In 2010, approximately 7 percent of health care professionals who were injured on the job were hurt by the patients they were caring for. Although the percentage released by the U.S. Bureau of Labor Statistics did not differentiate between hospice or dementia patients and other patients, The Colorado Springs Gazette reports that many hospice and dementia patients are responsible for some serious workplace injuries.
According to the president and CEO of a Colorado hospice, many people may not consider patients in hospice or nursing homes to be very dangerous, but some of the patients can become extremely combative and cause injuries to workers. Those patients who have been battling dementia for a long period of time are especially prone to posing a risk to health care workers when they become frightened or confused.
In an effort to reduce injuries to health care professionals, however, a social worker with a Colorado hospice has started to incorporate a new form of patient interaction into his work. The method relies primarily on body language and creating a sense of calm for patients based on the way hospice workers move and interact with patients. The new program has caught on and the social worker has presented on the therapeutic method to health care professionals in Denver and Colorado Springs.
While this new technique is meant to reduce workplace injuries, for those workers who have already been injured by their patients, it is important to seek help from a workers' compensation attorney. Many injured employees can take advantage of the Colorado workers' compensation program, but they may become lost in the application process.

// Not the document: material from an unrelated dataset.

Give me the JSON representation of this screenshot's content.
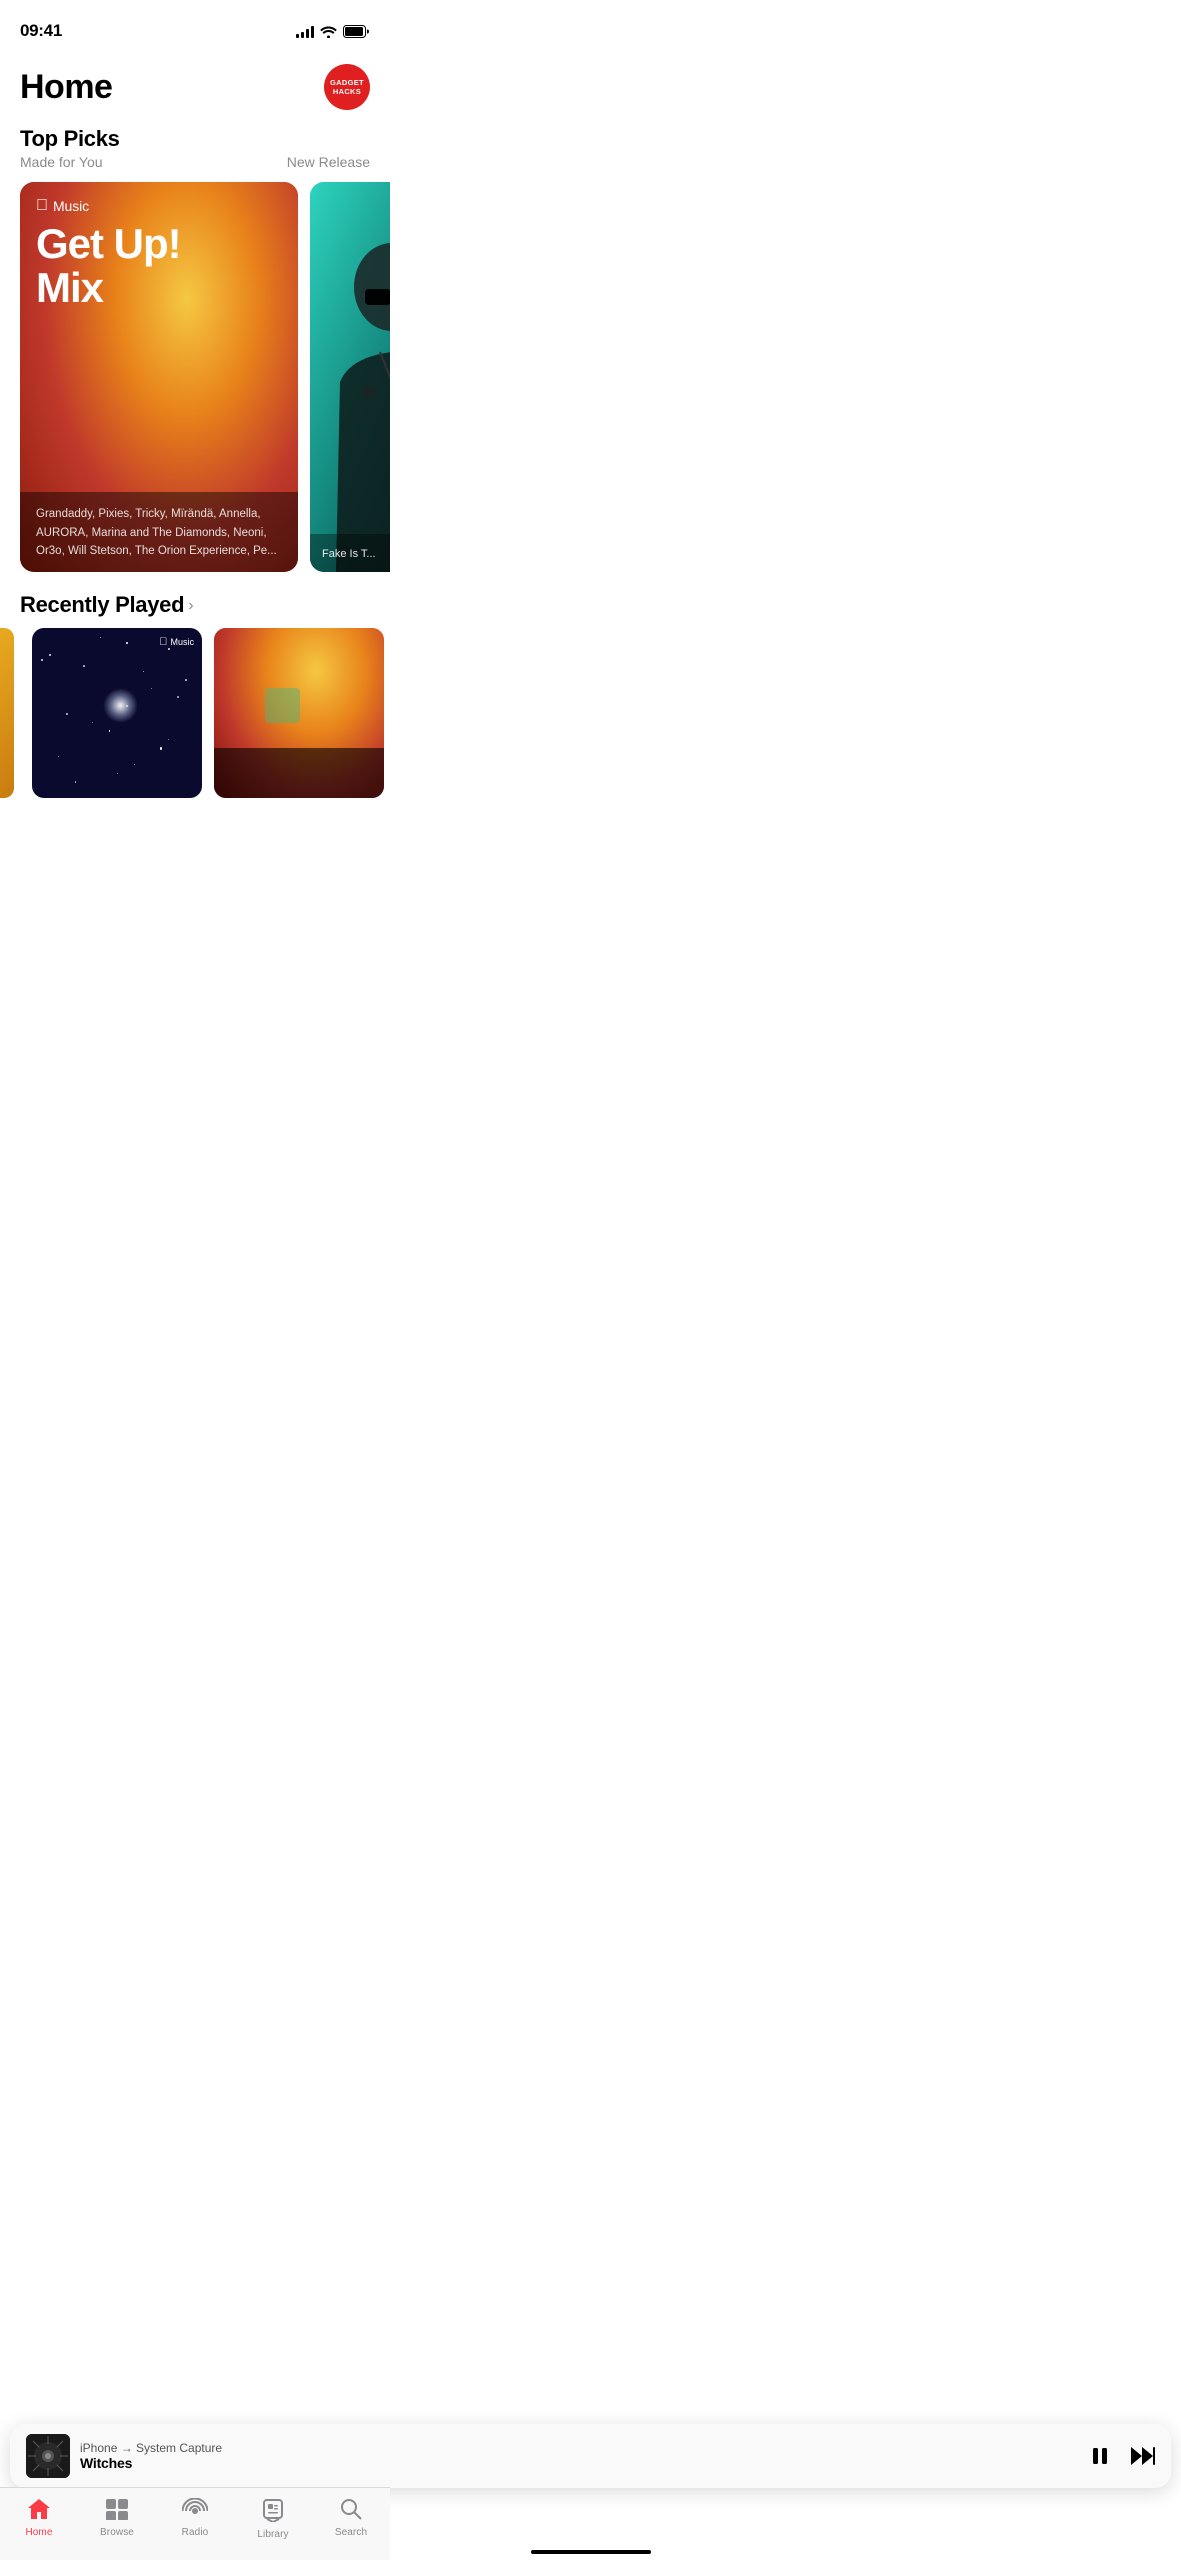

An attorney can provide clear explanations on how to successfully apply and earn money for lost wages and medical expenses.

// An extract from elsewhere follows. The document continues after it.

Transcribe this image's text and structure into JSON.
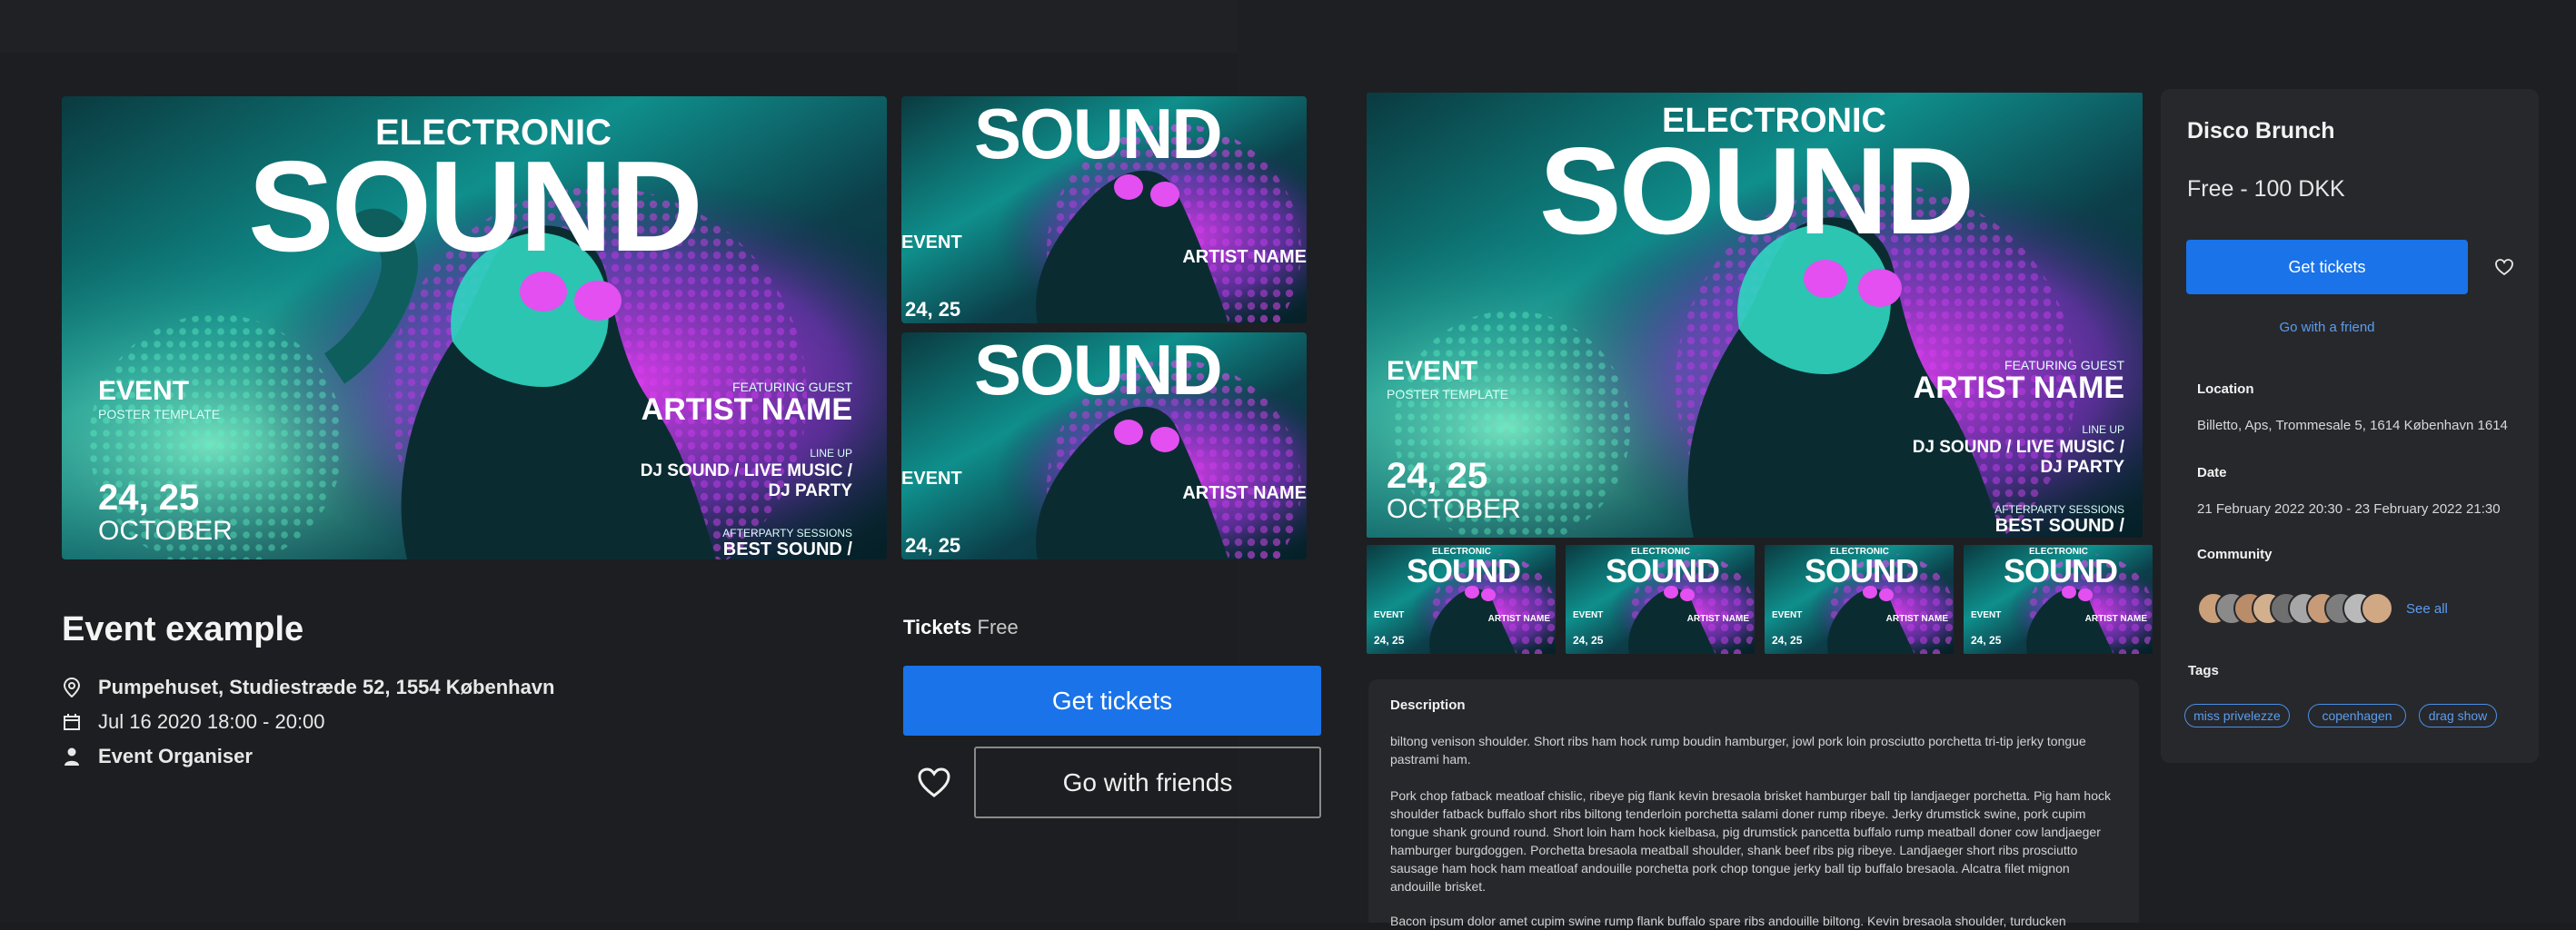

Source: The Colorado Springs Gazette, "Martial arts used to calm combative dementia patients," Barbara Cotter, Dec. 27, 2011